▶ **MATERIAL FOR THIS TASK**:
══════

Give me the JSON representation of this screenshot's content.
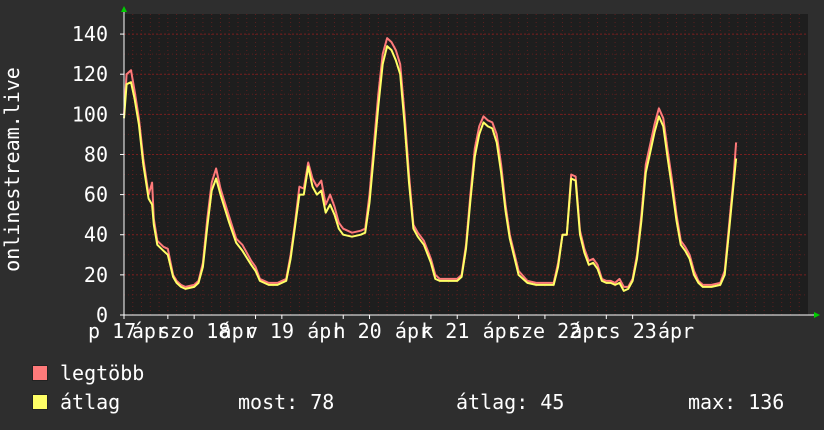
{
  "colors": {
    "background": "#2e2e2e",
    "plot_background": "#1e1e1e",
    "grid": "#7a1f1f",
    "max_series": "#ff7a7a",
    "avg_series": "#ffff66",
    "axis_arrow": "#00cc00",
    "text": "#ffffff"
  },
  "legend": {
    "max_label": "legtöbb",
    "avg_label": "átlag",
    "now_text": "most: 78",
    "avg_text": "átlag: 45",
    "max_text": "max: 136"
  },
  "chart_data": {
    "type": "line",
    "title": "",
    "ylabel": "onlinestream.live",
    "xlabel": "",
    "ylim": [
      0,
      150
    ],
    "y_ticks": [
      0,
      20,
      40,
      60,
      80,
      100,
      120,
      140
    ],
    "x_range": [
      0,
      7.8
    ],
    "x_ticks": [
      {
        "x": 0.0,
        "label": "p 17"
      },
      {
        "x": 0.5,
        "label": "ápr"
      },
      {
        "x": 0.8,
        "label": "szo 18"
      },
      {
        "x": 1.5,
        "label": "ápr"
      },
      {
        "x": 1.8,
        "label": "v 19"
      },
      {
        "x": 2.5,
        "label": "ápr"
      },
      {
        "x": 2.8,
        "label": "h 20"
      },
      {
        "x": 3.5,
        "label": "ápr"
      },
      {
        "x": 3.8,
        "label": "k 21"
      },
      {
        "x": 4.5,
        "label": "ápr"
      },
      {
        "x": 4.8,
        "label": "sze 22"
      },
      {
        "x": 5.5,
        "label": "ápr"
      },
      {
        "x": 5.8,
        "label": "cs 23"
      },
      {
        "x": 6.5,
        "label": "ápr"
      }
    ],
    "legend_position": "bottom-left",
    "grid": true,
    "series": [
      {
        "name": "legtöbb",
        "color": "#ff7a7a",
        "points": [
          [
            0.0,
            100
          ],
          [
            0.03,
            120
          ],
          [
            0.08,
            122
          ],
          [
            0.12,
            112
          ],
          [
            0.17,
            98
          ],
          [
            0.22,
            78
          ],
          [
            0.28,
            60
          ],
          [
            0.32,
            66
          ],
          [
            0.34,
            48
          ],
          [
            0.38,
            37
          ],
          [
            0.45,
            34
          ],
          [
            0.5,
            33
          ],
          [
            0.56,
            20
          ],
          [
            0.6,
            17
          ],
          [
            0.65,
            15
          ],
          [
            0.7,
            14
          ],
          [
            0.8,
            15
          ],
          [
            0.85,
            17
          ],
          [
            0.9,
            26
          ],
          [
            0.95,
            48
          ],
          [
            1.0,
            66
          ],
          [
            1.05,
            73
          ],
          [
            1.1,
            63
          ],
          [
            1.15,
            56
          ],
          [
            1.2,
            49
          ],
          [
            1.28,
            38
          ],
          [
            1.35,
            35
          ],
          [
            1.45,
            27
          ],
          [
            1.5,
            24
          ],
          [
            1.55,
            18
          ],
          [
            1.65,
            16
          ],
          [
            1.75,
            16
          ],
          [
            1.85,
            18
          ],
          [
            1.9,
            30
          ],
          [
            1.95,
            46
          ],
          [
            2.0,
            64
          ],
          [
            2.05,
            63
          ],
          [
            2.1,
            76
          ],
          [
            2.15,
            68
          ],
          [
            2.2,
            64
          ],
          [
            2.25,
            67
          ],
          [
            2.3,
            55
          ],
          [
            2.35,
            60
          ],
          [
            2.4,
            54
          ],
          [
            2.45,
            46
          ],
          [
            2.5,
            43
          ],
          [
            2.6,
            41
          ],
          [
            2.7,
            42
          ],
          [
            2.75,
            43
          ],
          [
            2.8,
            60
          ],
          [
            2.85,
            85
          ],
          [
            2.9,
            110
          ],
          [
            2.95,
            130
          ],
          [
            3.0,
            138
          ],
          [
            3.05,
            136
          ],
          [
            3.1,
            132
          ],
          [
            3.15,
            125
          ],
          [
            3.2,
            100
          ],
          [
            3.25,
            70
          ],
          [
            3.3,
            45
          ],
          [
            3.35,
            41
          ],
          [
            3.42,
            37
          ],
          [
            3.5,
            28
          ],
          [
            3.55,
            20
          ],
          [
            3.6,
            18
          ],
          [
            3.7,
            18
          ],
          [
            3.8,
            18
          ],
          [
            3.85,
            20
          ],
          [
            3.9,
            35
          ],
          [
            3.95,
            60
          ],
          [
            4.0,
            83
          ],
          [
            4.05,
            94
          ],
          [
            4.1,
            99
          ],
          [
            4.15,
            97
          ],
          [
            4.2,
            96
          ],
          [
            4.25,
            90
          ],
          [
            4.3,
            75
          ],
          [
            4.35,
            55
          ],
          [
            4.4,
            40
          ],
          [
            4.45,
            31
          ],
          [
            4.5,
            22
          ],
          [
            4.6,
            17
          ],
          [
            4.7,
            16
          ],
          [
            4.8,
            16
          ],
          [
            4.9,
            16
          ],
          [
            4.95,
            26
          ],
          [
            5.0,
            40
          ],
          [
            5.05,
            40
          ],
          [
            5.1,
            70
          ],
          [
            5.15,
            69
          ],
          [
            5.2,
            42
          ],
          [
            5.25,
            33
          ],
          [
            5.3,
            27
          ],
          [
            5.35,
            28
          ],
          [
            5.4,
            25
          ],
          [
            5.45,
            18
          ],
          [
            5.5,
            17
          ],
          [
            5.55,
            17
          ],
          [
            5.6,
            16
          ],
          [
            5.65,
            18
          ],
          [
            5.7,
            14
          ],
          [
            5.75,
            14
          ],
          [
            5.8,
            18
          ],
          [
            5.85,
            30
          ],
          [
            5.9,
            50
          ],
          [
            5.95,
            75
          ],
          [
            6.0,
            85
          ],
          [
            6.05,
            95
          ],
          [
            6.1,
            103
          ],
          [
            6.15,
            98
          ],
          [
            6.2,
            82
          ],
          [
            6.25,
            67
          ],
          [
            6.3,
            50
          ],
          [
            6.35,
            37
          ],
          [
            6.4,
            34
          ],
          [
            6.45,
            30
          ],
          [
            6.5,
            22
          ],
          [
            6.55,
            17
          ],
          [
            6.6,
            15
          ],
          [
            6.7,
            15
          ],
          [
            6.8,
            16
          ],
          [
            6.85,
            22
          ],
          [
            6.9,
            45
          ],
          [
            6.95,
            68
          ],
          [
            6.98,
            86
          ]
        ]
      },
      {
        "name": "átlag",
        "color": "#ffff66",
        "points": [
          [
            0.0,
            98
          ],
          [
            0.03,
            115
          ],
          [
            0.08,
            116
          ],
          [
            0.12,
            108
          ],
          [
            0.17,
            95
          ],
          [
            0.22,
            75
          ],
          [
            0.28,
            58
          ],
          [
            0.32,
            55
          ],
          [
            0.34,
            45
          ],
          [
            0.38,
            35
          ],
          [
            0.45,
            32
          ],
          [
            0.5,
            30
          ],
          [
            0.56,
            19
          ],
          [
            0.6,
            16
          ],
          [
            0.65,
            14
          ],
          [
            0.7,
            13
          ],
          [
            0.8,
            14
          ],
          [
            0.85,
            16
          ],
          [
            0.9,
            24
          ],
          [
            0.95,
            44
          ],
          [
            1.0,
            62
          ],
          [
            1.05,
            68
          ],
          [
            1.1,
            60
          ],
          [
            1.15,
            53
          ],
          [
            1.2,
            46
          ],
          [
            1.28,
            36
          ],
          [
            1.35,
            32
          ],
          [
            1.45,
            25
          ],
          [
            1.5,
            22
          ],
          [
            1.55,
            17
          ],
          [
            1.65,
            15
          ],
          [
            1.75,
            15
          ],
          [
            1.85,
            17
          ],
          [
            1.9,
            28
          ],
          [
            1.95,
            44
          ],
          [
            2.0,
            60
          ],
          [
            2.05,
            60
          ],
          [
            2.1,
            74
          ],
          [
            2.15,
            64
          ],
          [
            2.2,
            60
          ],
          [
            2.25,
            62
          ],
          [
            2.3,
            51
          ],
          [
            2.35,
            55
          ],
          [
            2.4,
            50
          ],
          [
            2.45,
            43
          ],
          [
            2.5,
            40
          ],
          [
            2.6,
            39
          ],
          [
            2.7,
            40
          ],
          [
            2.75,
            41
          ],
          [
            2.8,
            56
          ],
          [
            2.85,
            80
          ],
          [
            2.9,
            104
          ],
          [
            2.95,
            125
          ],
          [
            3.0,
            134
          ],
          [
            3.05,
            132
          ],
          [
            3.1,
            127
          ],
          [
            3.15,
            120
          ],
          [
            3.2,
            95
          ],
          [
            3.25,
            66
          ],
          [
            3.3,
            43
          ],
          [
            3.35,
            39
          ],
          [
            3.42,
            35
          ],
          [
            3.5,
            26
          ],
          [
            3.55,
            18
          ],
          [
            3.6,
            17
          ],
          [
            3.7,
            17
          ],
          [
            3.8,
            17
          ],
          [
            3.85,
            19
          ],
          [
            3.9,
            33
          ],
          [
            3.95,
            57
          ],
          [
            4.0,
            79
          ],
          [
            4.05,
            90
          ],
          [
            4.1,
            96
          ],
          [
            4.15,
            94
          ],
          [
            4.2,
            93
          ],
          [
            4.25,
            86
          ],
          [
            4.3,
            71
          ],
          [
            4.35,
            52
          ],
          [
            4.4,
            38
          ],
          [
            4.45,
            29
          ],
          [
            4.5,
            20
          ],
          [
            4.6,
            16
          ],
          [
            4.7,
            15
          ],
          [
            4.8,
            15
          ],
          [
            4.9,
            15
          ],
          [
            4.95,
            24
          ],
          [
            5.0,
            40
          ],
          [
            5.05,
            40
          ],
          [
            5.1,
            68
          ],
          [
            5.15,
            67
          ],
          [
            5.2,
            40
          ],
          [
            5.25,
            31
          ],
          [
            5.3,
            25
          ],
          [
            5.35,
            26
          ],
          [
            5.4,
            23
          ],
          [
            5.45,
            17
          ],
          [
            5.5,
            16
          ],
          [
            5.55,
            16
          ],
          [
            5.6,
            15
          ],
          [
            5.65,
            16
          ],
          [
            5.7,
            12
          ],
          [
            5.75,
            13
          ],
          [
            5.8,
            17
          ],
          [
            5.85,
            28
          ],
          [
            5.9,
            47
          ],
          [
            5.95,
            71
          ],
          [
            6.0,
            81
          ],
          [
            6.05,
            91
          ],
          [
            6.1,
            99
          ],
          [
            6.15,
            94
          ],
          [
            6.2,
            78
          ],
          [
            6.25,
            63
          ],
          [
            6.3,
            47
          ],
          [
            6.35,
            35
          ],
          [
            6.4,
            32
          ],
          [
            6.45,
            28
          ],
          [
            6.5,
            20
          ],
          [
            6.55,
            16
          ],
          [
            6.6,
            14
          ],
          [
            6.7,
            14
          ],
          [
            6.8,
            15
          ],
          [
            6.85,
            20
          ],
          [
            6.9,
            42
          ],
          [
            6.95,
            65
          ],
          [
            6.98,
            78
          ]
        ]
      }
    ]
  }
}
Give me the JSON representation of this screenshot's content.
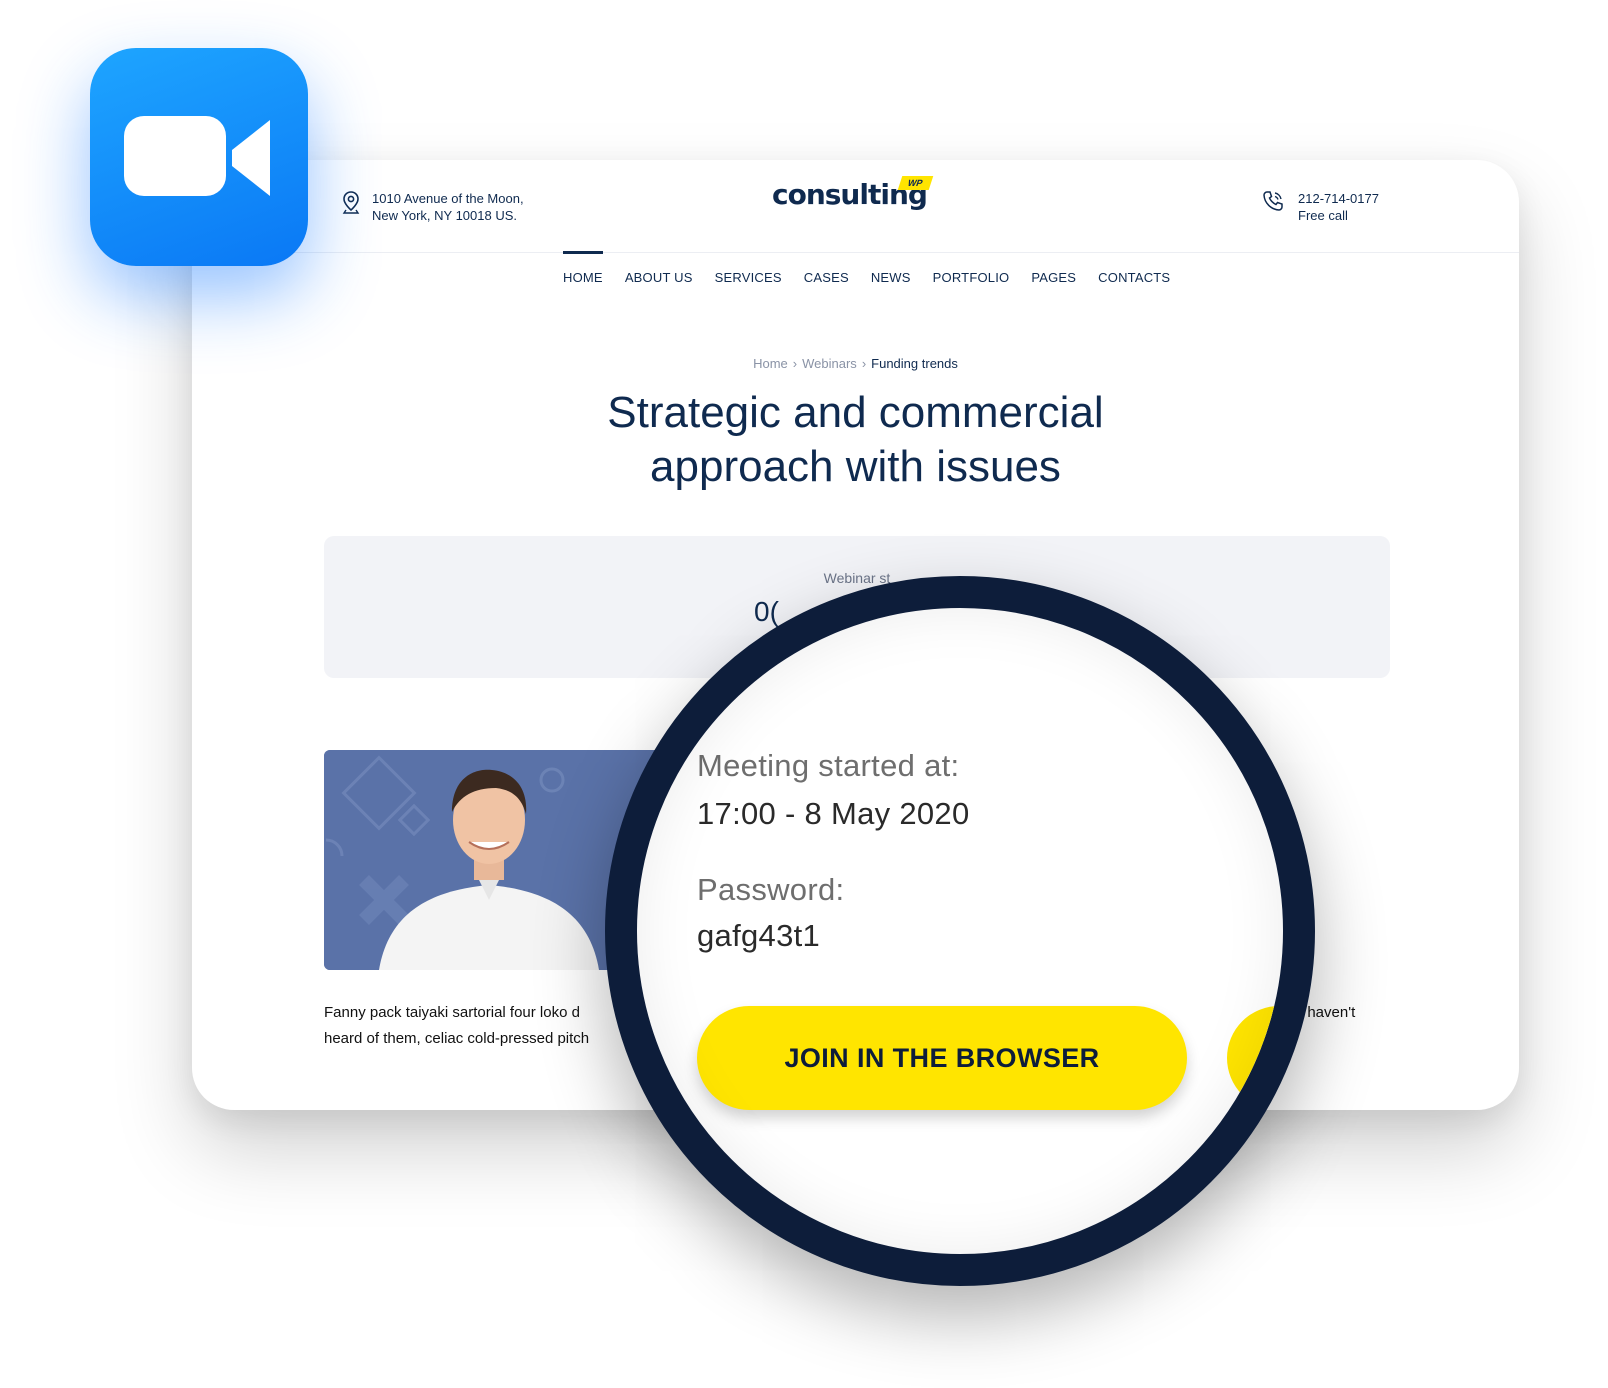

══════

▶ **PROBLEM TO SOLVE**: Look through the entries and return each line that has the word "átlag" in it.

▶ **RESULT BELOW**:
    "avg_label": "átlag",
    "avg_text": "átlag: 45",
        "name": "átlag",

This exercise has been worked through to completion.